The new school year brings a fresh onslaught of conservative attacks on public education. As I prepare the syllabus for my “Teaching English for Middle and High School Teachers” course at the University of New Hampshire, a new court challenge to the HB 544 “Divisive Concepts” bill is underway. Passed in 2021, HB 544 prohibits the teaching of racism, sexism and any materials that claim “an individual, by virtue of his or her race or sex, is inherently racist, sexist, or oppressive, whether consciously or unconsciously.”

Intentionally vague rhetoric like “divisive concepts” masks the bill’s white supremacist logic. Students recognize how the bill co-opts language commonly used in calls for social justice to argue against diversity. It is the legislators that pass and the administrators that enforce these abhorrent bills that are most to blame.

How Congress Can Help Women and Girls in Conflict Zones

U.S. foreign policy prevents the protection of refugees, those in conflict zones, and those impacted by natural disasters. Yet the House Appropriations Committee has chosen to pass a budget that will defund the agencies and programs that are most prepared to expertly respond to the needs of girls and women on conflict zones.

It is far past time that Congress passes the Abortion is Healthcare Everywhere Act, which will repeal the Helms Amendment; and the Support UNFPA Funding Act, which would restore funding to UNFPA for the next five years. With the stroke of a pen, the Biden administration also has the power to issue guidance to the United States Agency for International Development (USAID) on Helms Amendment interpretation, preventing a chilling effect and expanding the agency’s reach.

Two Years After the Taliban Takeover, an Afghan Girl Is Holding On to Hope: ‘I Am Young, But I Am Everything for My Family’

Last summer, almost one year after the Taliban takeover, I spoke to 17-year-old Farzana about her life in Kabul.
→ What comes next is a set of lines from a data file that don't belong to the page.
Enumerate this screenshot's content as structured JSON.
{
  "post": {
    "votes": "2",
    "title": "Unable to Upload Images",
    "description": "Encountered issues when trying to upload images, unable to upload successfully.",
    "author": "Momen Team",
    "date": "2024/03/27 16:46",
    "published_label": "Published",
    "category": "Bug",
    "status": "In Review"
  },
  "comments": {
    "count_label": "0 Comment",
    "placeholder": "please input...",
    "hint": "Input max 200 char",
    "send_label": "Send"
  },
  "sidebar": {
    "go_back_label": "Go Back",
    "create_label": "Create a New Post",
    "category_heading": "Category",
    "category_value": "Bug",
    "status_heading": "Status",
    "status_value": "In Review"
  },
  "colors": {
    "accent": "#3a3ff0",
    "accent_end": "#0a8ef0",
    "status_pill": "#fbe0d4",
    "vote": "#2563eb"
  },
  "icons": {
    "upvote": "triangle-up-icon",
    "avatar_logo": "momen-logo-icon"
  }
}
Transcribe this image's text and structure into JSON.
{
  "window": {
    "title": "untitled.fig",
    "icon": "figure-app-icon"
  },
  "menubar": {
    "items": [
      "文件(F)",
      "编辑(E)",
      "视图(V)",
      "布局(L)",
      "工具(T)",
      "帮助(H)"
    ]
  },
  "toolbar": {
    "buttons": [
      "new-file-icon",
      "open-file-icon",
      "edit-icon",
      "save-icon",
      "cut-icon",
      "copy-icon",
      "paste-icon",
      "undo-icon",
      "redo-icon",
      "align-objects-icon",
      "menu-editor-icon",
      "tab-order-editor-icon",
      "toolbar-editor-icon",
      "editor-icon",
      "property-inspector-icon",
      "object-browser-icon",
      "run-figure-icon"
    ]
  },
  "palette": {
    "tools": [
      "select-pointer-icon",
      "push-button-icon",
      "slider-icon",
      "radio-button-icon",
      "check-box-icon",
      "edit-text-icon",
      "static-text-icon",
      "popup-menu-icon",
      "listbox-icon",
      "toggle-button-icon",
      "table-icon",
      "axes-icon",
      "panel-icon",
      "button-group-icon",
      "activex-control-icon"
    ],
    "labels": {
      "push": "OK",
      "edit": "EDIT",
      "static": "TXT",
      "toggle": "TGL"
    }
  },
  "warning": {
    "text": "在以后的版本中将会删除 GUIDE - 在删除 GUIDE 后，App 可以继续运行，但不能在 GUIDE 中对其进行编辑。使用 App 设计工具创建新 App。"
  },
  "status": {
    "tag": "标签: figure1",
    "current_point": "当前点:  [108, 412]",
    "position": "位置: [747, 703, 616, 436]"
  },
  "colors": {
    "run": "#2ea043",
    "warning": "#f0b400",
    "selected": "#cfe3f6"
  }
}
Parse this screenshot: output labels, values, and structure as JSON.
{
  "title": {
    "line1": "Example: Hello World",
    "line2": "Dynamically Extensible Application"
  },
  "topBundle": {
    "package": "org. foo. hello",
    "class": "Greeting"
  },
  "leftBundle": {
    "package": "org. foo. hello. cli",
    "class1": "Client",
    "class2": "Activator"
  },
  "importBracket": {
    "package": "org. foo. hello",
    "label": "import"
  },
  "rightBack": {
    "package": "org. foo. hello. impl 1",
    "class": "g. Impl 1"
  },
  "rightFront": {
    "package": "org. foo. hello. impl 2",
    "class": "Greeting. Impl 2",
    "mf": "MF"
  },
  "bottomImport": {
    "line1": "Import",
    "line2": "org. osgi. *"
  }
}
Now, two years since the U.S. withdrew their troops, Farzana, 18, feels she has very little to live for.

“It has been two years and the future looks dark. It’s not being alive, and not being dead. We have permission for neither. … I had the hope to be a great athlete and leader in the world—a leader for Afghan women. These are still my hopes and my goals, and even in this hard situation, I am doing my best to get an opportunity to find a university outside of Afghanistan.”